-- Records supplied follows --

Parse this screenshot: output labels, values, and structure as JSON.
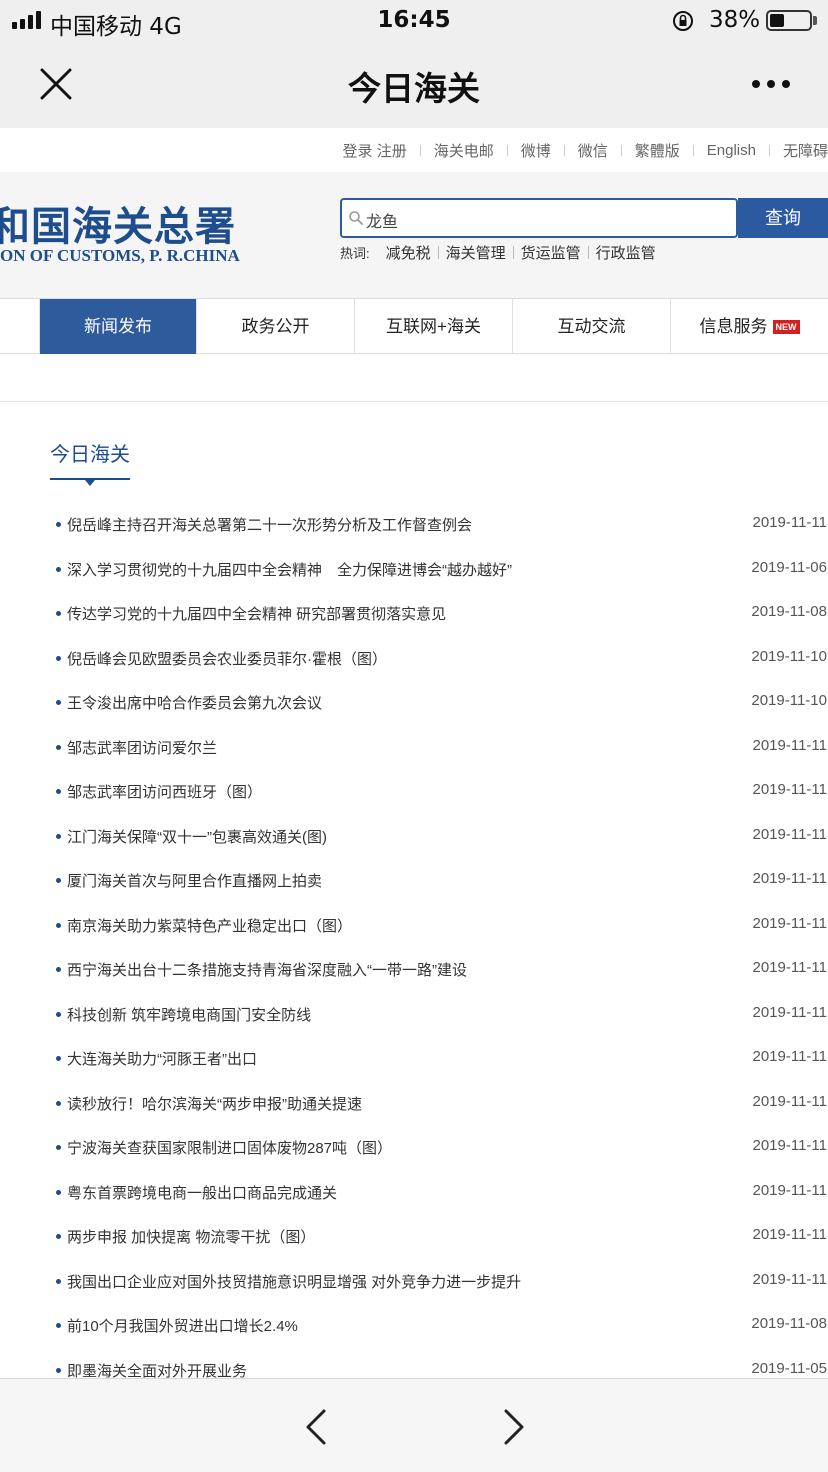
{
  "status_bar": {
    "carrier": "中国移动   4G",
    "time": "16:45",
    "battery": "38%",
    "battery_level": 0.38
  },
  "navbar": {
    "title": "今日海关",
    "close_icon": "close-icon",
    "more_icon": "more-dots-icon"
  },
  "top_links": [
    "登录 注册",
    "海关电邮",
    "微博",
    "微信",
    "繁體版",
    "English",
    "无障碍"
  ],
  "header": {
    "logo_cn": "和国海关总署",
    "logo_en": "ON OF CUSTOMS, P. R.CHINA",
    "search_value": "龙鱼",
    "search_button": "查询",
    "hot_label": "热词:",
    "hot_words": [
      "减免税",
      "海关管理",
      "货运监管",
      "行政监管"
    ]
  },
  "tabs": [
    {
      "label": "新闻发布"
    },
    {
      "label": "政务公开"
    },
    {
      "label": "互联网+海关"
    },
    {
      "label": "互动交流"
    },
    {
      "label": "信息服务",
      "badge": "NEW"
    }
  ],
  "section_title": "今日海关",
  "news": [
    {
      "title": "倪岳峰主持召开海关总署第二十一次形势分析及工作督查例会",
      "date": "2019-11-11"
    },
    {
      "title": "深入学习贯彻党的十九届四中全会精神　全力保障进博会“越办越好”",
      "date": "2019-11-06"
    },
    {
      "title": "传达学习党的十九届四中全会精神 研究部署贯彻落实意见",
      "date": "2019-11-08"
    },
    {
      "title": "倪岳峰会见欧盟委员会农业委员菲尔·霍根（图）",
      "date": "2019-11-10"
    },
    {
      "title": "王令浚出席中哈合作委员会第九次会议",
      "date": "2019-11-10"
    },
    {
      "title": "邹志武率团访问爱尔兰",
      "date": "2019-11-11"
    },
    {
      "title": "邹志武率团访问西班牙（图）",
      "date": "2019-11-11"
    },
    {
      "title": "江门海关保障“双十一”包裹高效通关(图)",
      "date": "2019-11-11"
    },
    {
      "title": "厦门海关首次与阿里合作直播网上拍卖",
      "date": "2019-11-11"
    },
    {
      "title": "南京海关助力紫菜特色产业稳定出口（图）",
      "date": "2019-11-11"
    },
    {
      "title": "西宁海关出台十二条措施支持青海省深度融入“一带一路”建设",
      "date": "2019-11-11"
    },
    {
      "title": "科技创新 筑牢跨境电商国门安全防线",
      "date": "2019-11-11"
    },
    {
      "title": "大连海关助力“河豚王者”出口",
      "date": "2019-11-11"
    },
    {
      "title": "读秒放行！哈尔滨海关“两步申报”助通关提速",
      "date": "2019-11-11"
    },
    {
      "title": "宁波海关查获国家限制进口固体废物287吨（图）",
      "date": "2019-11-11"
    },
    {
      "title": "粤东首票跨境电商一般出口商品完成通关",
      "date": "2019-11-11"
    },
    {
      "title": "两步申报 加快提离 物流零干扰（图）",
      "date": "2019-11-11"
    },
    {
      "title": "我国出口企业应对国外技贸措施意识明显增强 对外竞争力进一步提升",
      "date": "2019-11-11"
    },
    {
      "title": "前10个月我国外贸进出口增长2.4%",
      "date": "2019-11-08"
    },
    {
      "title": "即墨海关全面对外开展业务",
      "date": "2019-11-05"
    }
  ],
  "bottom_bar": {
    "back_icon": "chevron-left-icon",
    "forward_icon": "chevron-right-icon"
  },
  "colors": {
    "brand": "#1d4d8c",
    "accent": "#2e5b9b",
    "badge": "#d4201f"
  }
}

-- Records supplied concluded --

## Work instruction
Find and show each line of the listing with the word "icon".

## Task response
    "close_icon": "close-icon",
    "more_icon": "more-dots-icon"
    "back_icon": "chevron-left-icon",
    "forward_icon": "chevron-right-icon"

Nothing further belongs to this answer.